# Work instructions
Return each entry word for word. Leave the images out.

(Excerpts from a dataset)

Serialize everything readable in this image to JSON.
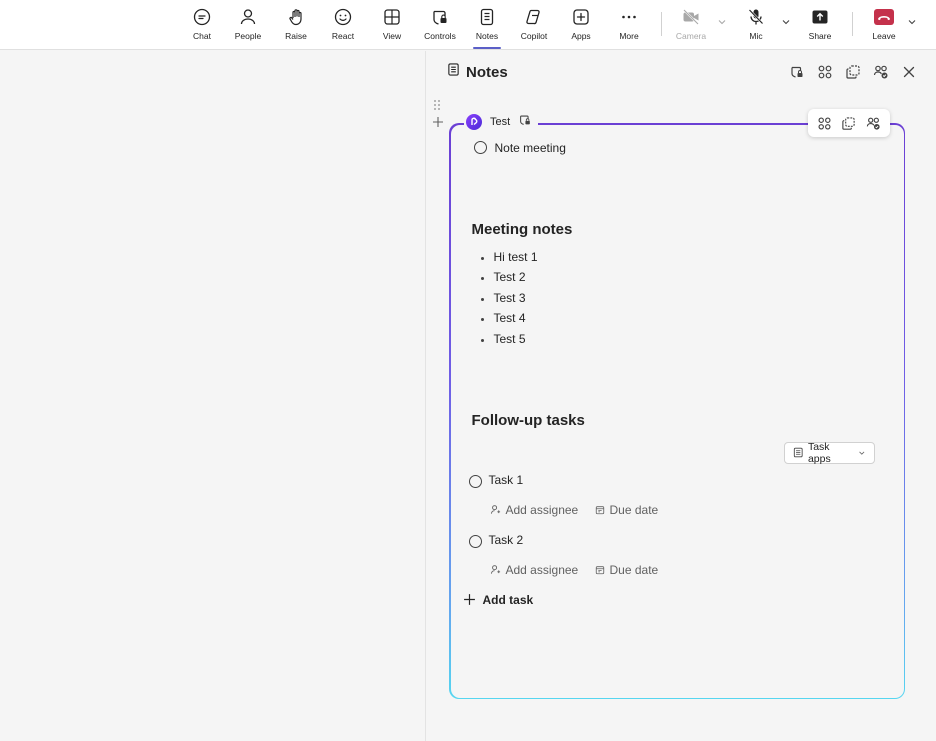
{
  "toolbar": {
    "chat": "Chat",
    "people": "People",
    "raise": "Raise",
    "react": "React",
    "view": "View",
    "controls": "Controls",
    "notes": "Notes",
    "copilot": "Copilot",
    "apps": "Apps",
    "more": "More",
    "camera": "Camera",
    "mic": "Mic",
    "share": "Share",
    "leave": "Leave"
  },
  "panel": {
    "title": "Notes"
  },
  "loop": {
    "name": "Test",
    "agenda_item": "Note meeting",
    "meeting_notes_heading": "Meeting notes",
    "notes": [
      "Hi test 1",
      "Test 2",
      "Test 3",
      "Test 4",
      "Test 5"
    ],
    "followup_heading": "Follow-up tasks",
    "task_apps_label": "Task apps",
    "tasks": [
      {
        "title": "Task 1",
        "assignee": "Add assignee",
        "due": "Due date"
      },
      {
        "title": "Task 2",
        "assignee": "Add assignee",
        "due": "Due date"
      }
    ],
    "add_task": "Add task"
  },
  "colors": {
    "accent": "#5b5fc7",
    "leave": "#c4314b",
    "loop_border_top": "#6b3fd4",
    "loop_border_bottom": "#56d6f0"
  }
}
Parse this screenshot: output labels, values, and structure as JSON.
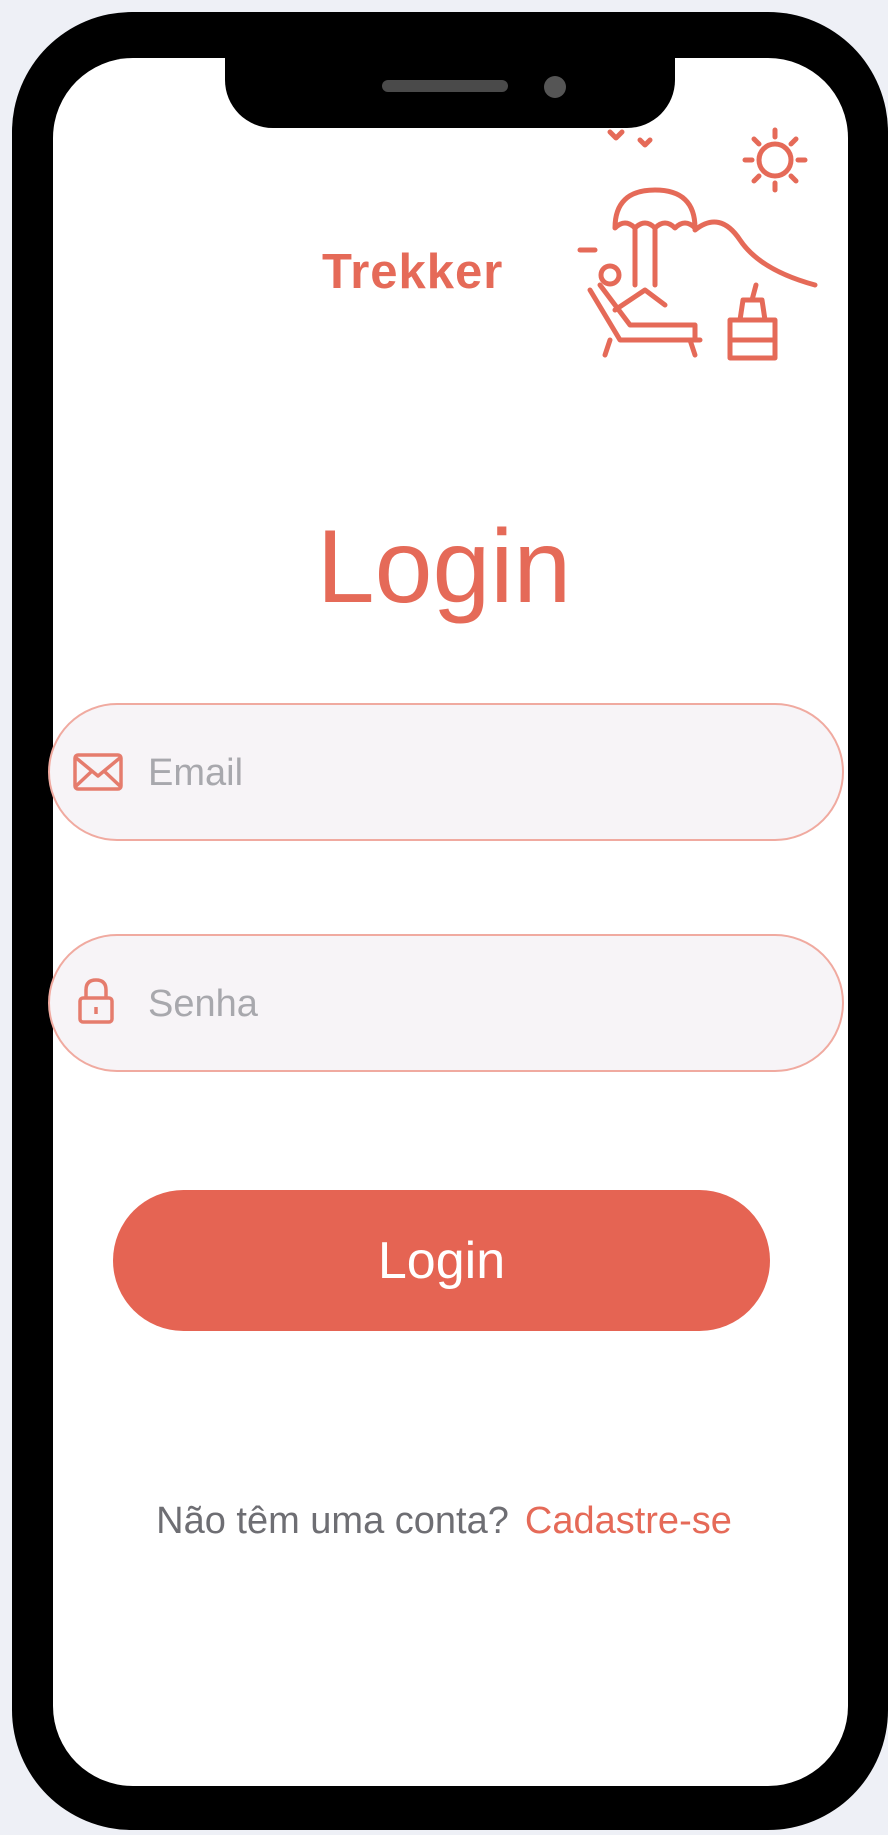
{
  "app": {
    "brand_name": "Trekker"
  },
  "login": {
    "title": "Login",
    "email": {
      "value": "",
      "placeholder": "Email",
      "icon": "envelope-icon"
    },
    "password": {
      "value": "",
      "placeholder": "Senha",
      "icon": "lock-icon"
    },
    "submit_label": "Login",
    "signup_prompt": "Não têm uma conta?",
    "signup_link": "Cadastre-se"
  },
  "illustration": {
    "icon": "beach-lounger-illustration"
  },
  "colors": {
    "accent": "#e56453",
    "field_bg": "#f7f4f7",
    "field_border": "#f0aaa0",
    "frame": "#000000"
  }
}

# Answer space
Serialize everything readable in this image to JSON.
{
  "toolbar": {
    "chat": "Chat",
    "people": "People",
    "raise": "Raise",
    "react": "React",
    "view": "View",
    "controls": "Controls",
    "notes": "Notes",
    "copilot": "Copilot",
    "apps": "Apps",
    "more": "More",
    "camera": "Camera",
    "mic": "Mic",
    "share": "Share",
    "leave": "Leave"
  },
  "panel": {
    "title": "Notes"
  },
  "loop": {
    "name": "Test",
    "agenda_item": "Note meeting",
    "meeting_notes_heading": "Meeting notes",
    "notes": [
      "Hi test 1",
      "Test 2",
      "Test 3",
      "Test 4",
      "Test 5"
    ],
    "followup_heading": "Follow-up tasks",
    "task_apps_label": "Task apps",
    "tasks": [
      {
        "title": "Task 1",
        "assignee": "Add assignee",
        "due": "Due date"
      },
      {
        "title": "Task 2",
        "assignee": "Add assignee",
        "due": "Due date"
      }
    ],
    "add_task": "Add task"
  },
  "colors": {
    "accent": "#5b5fc7",
    "leave": "#c4314b",
    "loop_border_top": "#6b3fd4",
    "loop_border_bottom": "#56d6f0"
  }
}
Parse this screenshot: output labels, values, and structure as JSON.
{
  "app": {
    "brand_name": "Trekker"
  },
  "login": {
    "title": "Login",
    "email": {
      "value": "",
      "placeholder": "Email",
      "icon": "envelope-icon"
    },
    "password": {
      "value": "",
      "placeholder": "Senha",
      "icon": "lock-icon"
    },
    "submit_label": "Login",
    "signup_prompt": "Não têm uma conta?",
    "signup_link": "Cadastre-se"
  },
  "illustration": {
    "icon": "beach-lounger-illustration"
  },
  "colors": {
    "accent": "#e56453",
    "field_bg": "#f7f4f7",
    "field_border": "#f0aaa0",
    "frame": "#000000"
  }
}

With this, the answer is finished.